▶ **Problem requirements**:
Skip the images and repeat every entry word for word.

▶ **Supplied entries**:
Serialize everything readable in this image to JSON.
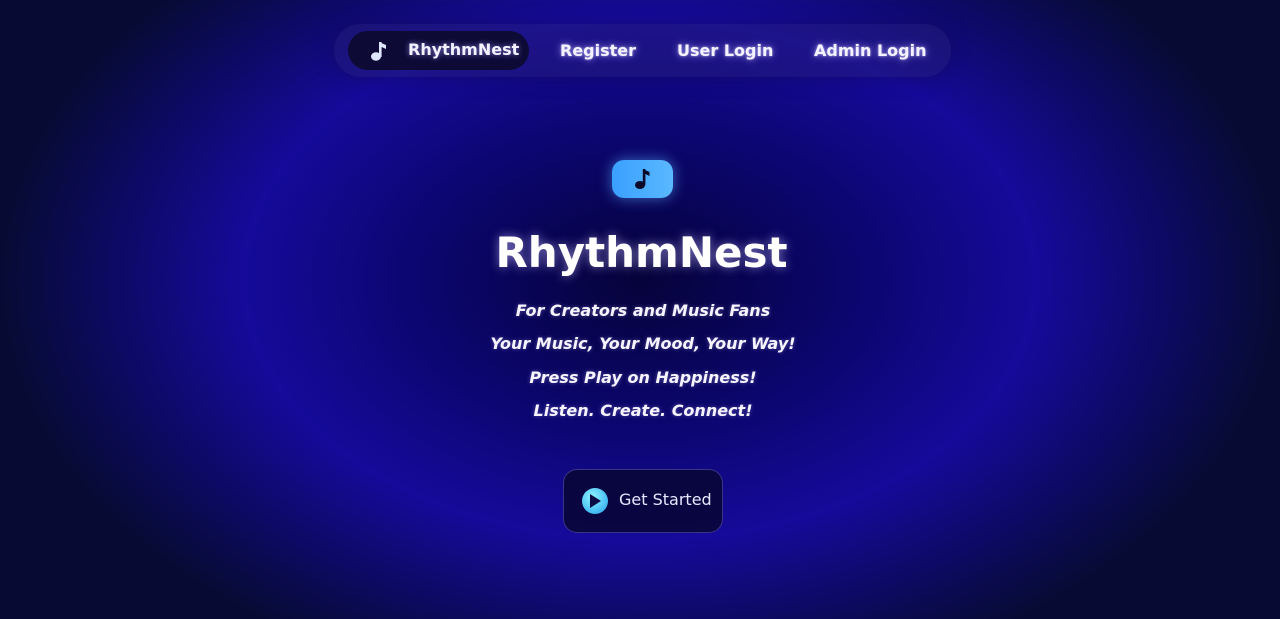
{
  "nav": {
    "brand": {
      "icon": "music-note-icon",
      "label": "RhythmNest"
    },
    "links": [
      {
        "label": "Register"
      },
      {
        "label": "User Login"
      },
      {
        "label": "Admin Login"
      }
    ]
  },
  "hero": {
    "icon": "music-note-icon",
    "title": "RhythmNest",
    "taglines": [
      "For Creators and Music Fans",
      "Your Music, Your Mood, Your Way!",
      "Press Play on Happiness!",
      "Listen. Create. Connect!"
    ],
    "cta": {
      "icon": "play-icon",
      "label": "Get Started"
    }
  },
  "colors": {
    "accent": "#3aa0ff",
    "background": "#150a9a",
    "nav_brand_bg": "#0d0a36"
  }
}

▶ **Response to the task**:
Serialize everything readable in this image to JSON.
{
  "nav": {
    "brand": {
      "icon": "music-note-icon",
      "label": "RhythmNest"
    },
    "links": [
      {
        "label": "Register"
      },
      {
        "label": "User Login"
      },
      {
        "label": "Admin Login"
      }
    ]
  },
  "hero": {
    "icon": "music-note-icon",
    "title": "RhythmNest",
    "taglines": [
      "For Creators and Music Fans",
      "Your Music, Your Mood, Your Way!",
      "Press Play on Happiness!",
      "Listen. Create. Connect!"
    ],
    "cta": {
      "icon": "play-icon",
      "label": "Get Started"
    }
  },
  "colors": {
    "accent": "#3aa0ff",
    "background": "#150a9a",
    "nav_brand_bg": "#0d0a36"
  }
}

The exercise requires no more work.